Stuart Cunningham gave the keynote this morning, “Never the twain shall meet?” and while he covered quite a bit, here’s what I took from it.
“The clashing point of two subjects, two disciplines, two cultures – of two galaxies, so far as that goes – ought to produce creative chaos.”
– CP Snow, The Two Cultures, 1959
Stuart started with CP Snow’s notion of two cultures as a way of introducing the challenges and opportunities of bringing together different disciplines. He reminded us that innovation networks are relatively new policy frameworks and are still highly contestable, not least because they challenge traditional neoliberalism. Still, cultures and parallel universes are converging: we’re seeing “fifth generation” innovation (pdf), services based economies and process innovation, and the breaking of the Frascati Manual. He continued to explain that the social sciences have come into their own in this environment, but the arts and humanities have yet to develop a convincing framework for innovation. One issue is different modes of knowledge; they too often oppose scientistic knowledge as too narrow or claim that all creative work is intrinsically innovative. But they are also too often seen as hand-maidens to science, “understanding and managing the consequences” of new science. (See Stuart’s contribution to this panel conversation (pdf) on technology, creativity and policy.) He then went on to provide some evidence for how things are changing, including AHRC, NESTA, GIF, Better by Design, and NZ Humanities Council becoming a division of the Royal Society, and several examples of complex problems that are best served by cross-disciplinary research teams. (See Anne Salmond’s speech on a “new enlightenment” at the Royal Society of New Zealand Fellows dinner in May 2010.)

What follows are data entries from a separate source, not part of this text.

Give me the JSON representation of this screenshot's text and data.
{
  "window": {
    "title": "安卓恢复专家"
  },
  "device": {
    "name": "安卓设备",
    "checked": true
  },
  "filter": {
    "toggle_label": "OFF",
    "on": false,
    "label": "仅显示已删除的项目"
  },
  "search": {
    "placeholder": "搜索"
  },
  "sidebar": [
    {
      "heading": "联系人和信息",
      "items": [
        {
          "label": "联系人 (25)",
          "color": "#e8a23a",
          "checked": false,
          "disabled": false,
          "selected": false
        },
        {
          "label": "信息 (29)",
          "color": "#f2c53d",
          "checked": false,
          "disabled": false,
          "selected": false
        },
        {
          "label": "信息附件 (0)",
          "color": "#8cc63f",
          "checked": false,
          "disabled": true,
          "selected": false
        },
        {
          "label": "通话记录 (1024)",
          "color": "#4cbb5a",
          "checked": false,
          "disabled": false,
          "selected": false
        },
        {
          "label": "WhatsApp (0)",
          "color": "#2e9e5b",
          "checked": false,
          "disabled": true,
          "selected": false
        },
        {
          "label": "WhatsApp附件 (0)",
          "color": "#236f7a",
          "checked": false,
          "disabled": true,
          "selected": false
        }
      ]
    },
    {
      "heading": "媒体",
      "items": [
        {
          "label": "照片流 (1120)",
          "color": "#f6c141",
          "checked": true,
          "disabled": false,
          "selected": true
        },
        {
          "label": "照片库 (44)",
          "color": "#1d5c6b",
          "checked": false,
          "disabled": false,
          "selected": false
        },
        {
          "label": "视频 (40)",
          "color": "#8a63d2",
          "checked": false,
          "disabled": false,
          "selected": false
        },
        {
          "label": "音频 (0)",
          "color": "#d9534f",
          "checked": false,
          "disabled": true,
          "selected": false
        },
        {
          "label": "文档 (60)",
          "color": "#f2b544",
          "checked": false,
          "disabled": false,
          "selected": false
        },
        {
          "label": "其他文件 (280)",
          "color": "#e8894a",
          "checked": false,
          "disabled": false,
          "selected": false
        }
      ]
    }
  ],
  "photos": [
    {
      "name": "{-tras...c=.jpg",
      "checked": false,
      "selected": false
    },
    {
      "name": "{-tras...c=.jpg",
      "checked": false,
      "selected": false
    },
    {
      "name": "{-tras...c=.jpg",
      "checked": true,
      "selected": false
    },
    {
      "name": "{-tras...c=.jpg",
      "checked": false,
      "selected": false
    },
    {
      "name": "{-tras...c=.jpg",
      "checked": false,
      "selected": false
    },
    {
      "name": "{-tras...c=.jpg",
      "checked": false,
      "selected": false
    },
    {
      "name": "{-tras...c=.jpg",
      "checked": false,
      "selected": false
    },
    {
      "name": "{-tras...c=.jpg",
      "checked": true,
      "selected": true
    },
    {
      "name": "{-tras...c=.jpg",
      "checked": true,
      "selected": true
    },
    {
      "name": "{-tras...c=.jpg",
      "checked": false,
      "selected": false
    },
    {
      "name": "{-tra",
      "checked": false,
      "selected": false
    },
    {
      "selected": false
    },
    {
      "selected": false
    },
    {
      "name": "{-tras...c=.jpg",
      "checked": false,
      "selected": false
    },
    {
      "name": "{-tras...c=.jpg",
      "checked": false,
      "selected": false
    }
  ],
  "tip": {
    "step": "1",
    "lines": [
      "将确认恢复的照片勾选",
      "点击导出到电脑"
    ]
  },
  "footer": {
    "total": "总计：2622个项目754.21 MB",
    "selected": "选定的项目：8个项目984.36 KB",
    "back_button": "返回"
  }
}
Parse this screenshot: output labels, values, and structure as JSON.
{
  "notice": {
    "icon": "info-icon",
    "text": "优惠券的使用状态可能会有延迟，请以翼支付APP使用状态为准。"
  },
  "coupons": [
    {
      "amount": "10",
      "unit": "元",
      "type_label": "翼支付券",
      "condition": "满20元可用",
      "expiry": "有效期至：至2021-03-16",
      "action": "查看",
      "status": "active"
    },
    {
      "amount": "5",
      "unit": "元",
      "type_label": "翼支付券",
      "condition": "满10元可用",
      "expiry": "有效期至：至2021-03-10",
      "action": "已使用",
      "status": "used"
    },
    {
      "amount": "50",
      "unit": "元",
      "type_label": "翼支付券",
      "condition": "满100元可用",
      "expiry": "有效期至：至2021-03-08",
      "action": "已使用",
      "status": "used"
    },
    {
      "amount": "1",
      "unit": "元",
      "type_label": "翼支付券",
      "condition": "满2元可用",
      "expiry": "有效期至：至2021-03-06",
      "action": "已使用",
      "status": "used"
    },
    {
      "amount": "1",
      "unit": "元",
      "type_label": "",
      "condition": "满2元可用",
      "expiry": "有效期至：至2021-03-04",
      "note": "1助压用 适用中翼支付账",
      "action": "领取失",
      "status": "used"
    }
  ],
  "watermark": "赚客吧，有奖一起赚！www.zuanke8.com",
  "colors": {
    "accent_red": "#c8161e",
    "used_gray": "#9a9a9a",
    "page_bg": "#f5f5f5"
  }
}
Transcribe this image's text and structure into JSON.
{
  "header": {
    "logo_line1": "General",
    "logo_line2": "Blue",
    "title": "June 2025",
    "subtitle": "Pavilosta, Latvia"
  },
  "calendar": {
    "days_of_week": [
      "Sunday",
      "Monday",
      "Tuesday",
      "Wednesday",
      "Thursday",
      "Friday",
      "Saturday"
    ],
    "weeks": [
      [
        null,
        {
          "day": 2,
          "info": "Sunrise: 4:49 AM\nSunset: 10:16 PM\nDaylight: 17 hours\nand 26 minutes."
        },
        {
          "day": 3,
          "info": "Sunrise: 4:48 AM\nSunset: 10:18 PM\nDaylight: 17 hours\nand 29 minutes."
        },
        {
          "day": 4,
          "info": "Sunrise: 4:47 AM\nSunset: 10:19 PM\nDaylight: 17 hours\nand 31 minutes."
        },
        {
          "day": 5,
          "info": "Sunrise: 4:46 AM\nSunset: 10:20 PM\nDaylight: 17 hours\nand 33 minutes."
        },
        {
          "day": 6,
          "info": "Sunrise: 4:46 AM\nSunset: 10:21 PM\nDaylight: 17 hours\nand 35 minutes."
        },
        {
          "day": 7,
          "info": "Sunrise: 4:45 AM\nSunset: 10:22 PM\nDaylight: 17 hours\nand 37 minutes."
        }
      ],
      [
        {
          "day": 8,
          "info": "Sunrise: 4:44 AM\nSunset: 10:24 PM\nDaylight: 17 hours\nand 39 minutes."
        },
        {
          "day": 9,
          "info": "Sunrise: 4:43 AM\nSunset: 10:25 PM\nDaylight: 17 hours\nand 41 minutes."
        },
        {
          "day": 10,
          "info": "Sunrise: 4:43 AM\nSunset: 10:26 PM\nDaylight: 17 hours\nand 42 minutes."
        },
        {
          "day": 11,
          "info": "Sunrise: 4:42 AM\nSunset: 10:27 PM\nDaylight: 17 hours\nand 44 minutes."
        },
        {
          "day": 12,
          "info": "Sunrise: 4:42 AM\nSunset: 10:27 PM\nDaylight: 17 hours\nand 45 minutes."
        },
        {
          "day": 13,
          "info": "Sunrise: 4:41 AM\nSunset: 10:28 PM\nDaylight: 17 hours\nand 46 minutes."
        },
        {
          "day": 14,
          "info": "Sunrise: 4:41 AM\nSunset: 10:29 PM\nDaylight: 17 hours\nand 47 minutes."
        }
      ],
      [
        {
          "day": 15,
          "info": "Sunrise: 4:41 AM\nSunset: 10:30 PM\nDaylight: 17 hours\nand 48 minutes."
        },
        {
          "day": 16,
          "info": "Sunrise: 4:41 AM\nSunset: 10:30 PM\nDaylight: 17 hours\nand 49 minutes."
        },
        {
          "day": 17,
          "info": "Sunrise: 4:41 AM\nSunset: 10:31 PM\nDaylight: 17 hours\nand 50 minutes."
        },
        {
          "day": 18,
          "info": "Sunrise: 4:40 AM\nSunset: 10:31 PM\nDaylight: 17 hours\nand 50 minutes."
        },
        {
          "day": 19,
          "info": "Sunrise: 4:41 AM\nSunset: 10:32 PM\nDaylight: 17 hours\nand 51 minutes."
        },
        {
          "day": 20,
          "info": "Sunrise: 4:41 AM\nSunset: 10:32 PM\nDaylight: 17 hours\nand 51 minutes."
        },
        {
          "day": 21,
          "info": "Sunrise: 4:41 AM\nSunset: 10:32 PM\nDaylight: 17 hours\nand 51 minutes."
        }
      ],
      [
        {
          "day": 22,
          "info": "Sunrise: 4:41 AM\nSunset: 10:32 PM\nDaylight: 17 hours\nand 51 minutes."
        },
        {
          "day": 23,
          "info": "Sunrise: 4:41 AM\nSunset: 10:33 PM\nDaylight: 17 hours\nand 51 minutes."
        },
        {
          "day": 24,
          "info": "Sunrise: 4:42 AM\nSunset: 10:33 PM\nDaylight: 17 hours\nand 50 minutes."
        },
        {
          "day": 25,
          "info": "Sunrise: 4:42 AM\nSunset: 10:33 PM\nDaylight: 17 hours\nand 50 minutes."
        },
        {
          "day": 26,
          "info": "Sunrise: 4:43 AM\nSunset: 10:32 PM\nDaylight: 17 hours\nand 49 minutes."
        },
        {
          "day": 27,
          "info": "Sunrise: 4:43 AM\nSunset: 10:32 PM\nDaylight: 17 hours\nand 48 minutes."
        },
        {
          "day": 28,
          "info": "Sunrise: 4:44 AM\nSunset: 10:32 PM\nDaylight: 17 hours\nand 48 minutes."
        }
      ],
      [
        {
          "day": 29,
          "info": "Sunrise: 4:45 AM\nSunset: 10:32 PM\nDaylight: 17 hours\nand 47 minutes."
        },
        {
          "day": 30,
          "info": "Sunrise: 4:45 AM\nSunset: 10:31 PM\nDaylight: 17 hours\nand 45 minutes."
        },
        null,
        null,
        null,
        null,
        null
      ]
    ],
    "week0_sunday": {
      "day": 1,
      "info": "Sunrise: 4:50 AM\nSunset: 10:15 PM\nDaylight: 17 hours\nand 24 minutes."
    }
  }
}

Of particular interest to me, and something I had really hoped would be given more time at the conference, were Stuart’s examples of hindrances to collaboration, including: cultural/epistemological/methodological differences; rank and file protect disciplinary knowledge; insufficient resourcing and expertise; structural rigidity; little encouragement; significant barriers; lack of recognition and status; lack of mutual respect; lack of patience and imagination; lack of reward structure. He said we need to: promote a new mindset; change research behaviour; educate for greater collaboration; train ‘boundary spanners’; provide leadership training/opportunities for new researchers; coordinate and advocate cross-sectoral collaboration; create more linkage schemes; and build the question of impact (PBRF, ERA & REF) in from the start.
Moving on to innovator profiles, Peter Shepherd argued that NZ has an unhealthy dependence of primary industries (agriculture & tourism) but the environmental impact is enormous. He said we need non-traditional knowledge based industries with low carbon footprints, no trade barriers, high profit margins, protectable IP, high wage job creation. Industries and companies that fit this model include biofuels (Lanzatech), medical devices (Fisher & Paykel), human therapeutics (Pathway) and nanotechologies. He also said that NZ has a lot of work to do to make it happen because the support isn’t here, but the good news is that we can do it–we need to make it happen and not wait for it to happen. Ray Avery talked about applied research as taking some knowledge that is fundamental and applying it to another discipline, and stressed observation as the precursor of innovation. He argued that innovation starts in the field, not the lab, and we need to participate, observe, learn the environment and culture. For example, imagine setting specs by what people can afford instead of what we want or what we think they need.
The rest of the morning session was spent at rapid-fire roundtable discussions. I attended Lesley Middleton‘s table on research collaboration and Tracey McIntosh‘s table on social justice research. Although I found both very interesting, I really would have liked to see more workshop-type opportunities. There was a lot of talking and sharing of experience and nodding in agreement or recognition, but little attention given to practical, actionable information–especially in terms of problem-solving or overcoming barriers.